As President Donald Trump’s recent interest in Greenland sparks a closer look at the Arctic island, it may be instructive to investigate the possibilities of Greenland becoming a major supply source to one of the most utilized resources in the world and one that is quickly disappearing — sand.
Greenland is home to a treasure trove of natural resources, from water to minerals (including Uranium and rare-earth reserves) to sand. Sand is not simply a nice thing to walk on when going to the beach. It’s actually a main ingredient in concrete, which is made up of water, cement and so-called aggregate – which means sand, gravel or crushed stone. Concrete consists of about 75% aggregate, usually sand. Concrete, of course, is the main building block for constructing houses, infrastructure and more.
Sand itself is also used as bedding for cables, pipes and other underground infrastructure and is the key ingredient in glass and electronics. After water, aggregate is the world’s second most utilized natural resource.
In may surprise many to learn that the planet is quickly running out of sand. A United Nations Environment Programme report titled “Sand, Rarer Than One Thinks,” documented that the mining of sand and gravel “greatly exceeds natural renewal rates” and that “the amount being mined is increasing exponentially, mainly as a result of rapid economic growth in Asia.”
The Smithsonian Magazine warned about the alarming sand trend in an article titled, “The World is Running Out of Sand.” The article documented the “little-known exploitation of this seemingly infinite resource could wreak political and environmental havoc.”
China, specifically, has been fingered for aggravating the growing sand crisis. Between 2011 and 2013 alone, China utilized more concrete than America did in the entire 20th century and it outpaces the world in cement production.
Huge amounts of sand are also being used in land reclamation projects, shale gas extraction, and the creation of artificial islands and fortification of shorelines.
Greenland is actually awash in sand due to the erosive power of melting ice.

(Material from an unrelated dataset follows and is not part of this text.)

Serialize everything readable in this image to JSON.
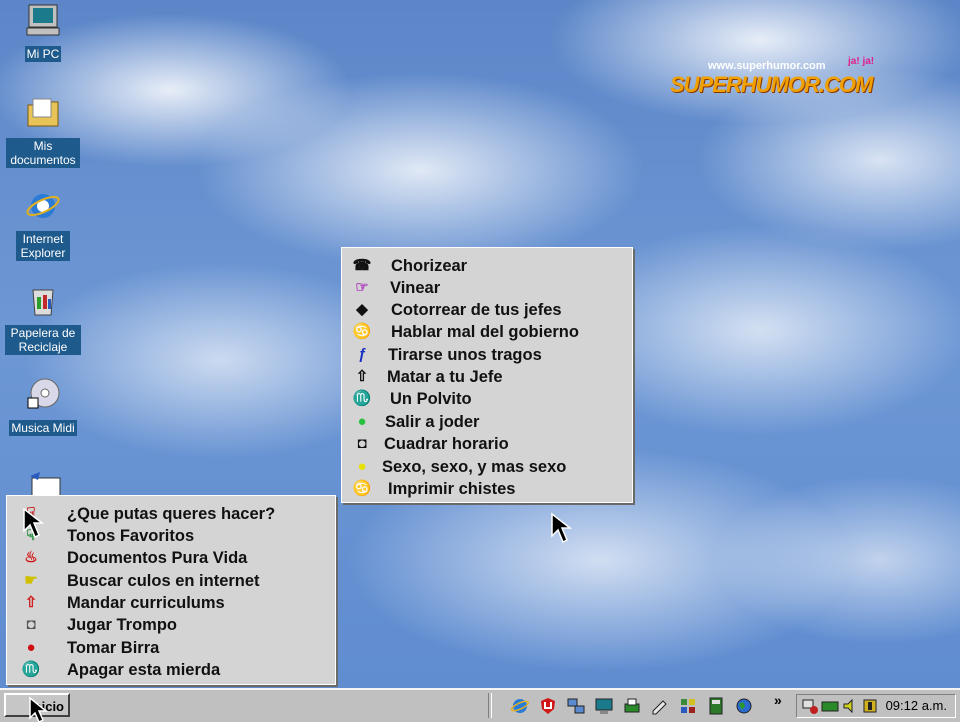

The New York Times reported:
All told, Greenland’s ice sheet delivers about 900 million tons of sediment to the waters surrounding the island each year, or about 10 percent of all the sediment delivered to oceans worldwide. The glacier at Sermilik Fjord, about 50 miles south of the capital, Nuuk, delivers about a quarter of Greenland’s total. That explains the vast delta of sand visible from the air as well as from a research boat as the tide begins to go out. The delta, with muddy rivulets crisscrossing it, stretches to the glacier more than five miles away.
Mette Bendixen, a Danish scientist at the University of Colorado, took a closer look at Sermilik Fjord and believes that if firms could extract about 15 percent of the sediment gushing into the fjord annually that amount of sand alone would be “twice the annual demand of San Diego County in California, one of the most populous in the United States.”
The Times further reported:
Dr. Bendixen, a geomorphologist, is here to investigate an idea, one that she initially ran by colleagues to make sure it wasn’t crazy: Could this island, population 57,000, **become a provider of sand to billions of people?
Sermilik Fjord is only one of a number of places in Greenland with large amounts of sand. And the sand will keep coming as the world keeps warming and the ice sheet keeps melting. “It’s like a tap pouring not only water, but sediment,” she said.
Last February, a team of scientists from the U.S. and Denmark spotlighted the possibilities of sand exportation from Greenland in an article for the journal Nature Sustainability.
An abstract from the article reads:
Globally, sand and gravel reserves are rapidly depleting while the demand is increasing, largely due to urban expansion, infrastructural improvements and the enhancement of coastal protection in response to climate change. Here, we show that an abundance of sand and gravel provides an opportunity for Greenland to become a global exporter of aggregates and relieve the increasing global demand. The changing Arctic conditions help pave a sustainable way for the country towards economic independence. This way, Greenland could benefit from the challenges brought by climate change. Such exploitation of sand requires careful assessment of the environmental impact and must be implemented in collaboration with the Greenlandic society.
Aaron Klein is Breitbart’s Jerusalem bureau chief and senior investigative reporter. He is a New York Times bestselling author and hosts the popular weekend talk radio program, “Aaron Klein Investigative Radio.” Follow him on Twitter @AaronKleinShow. Follow him on Facebook.
Joshua Klein contributed research to this article.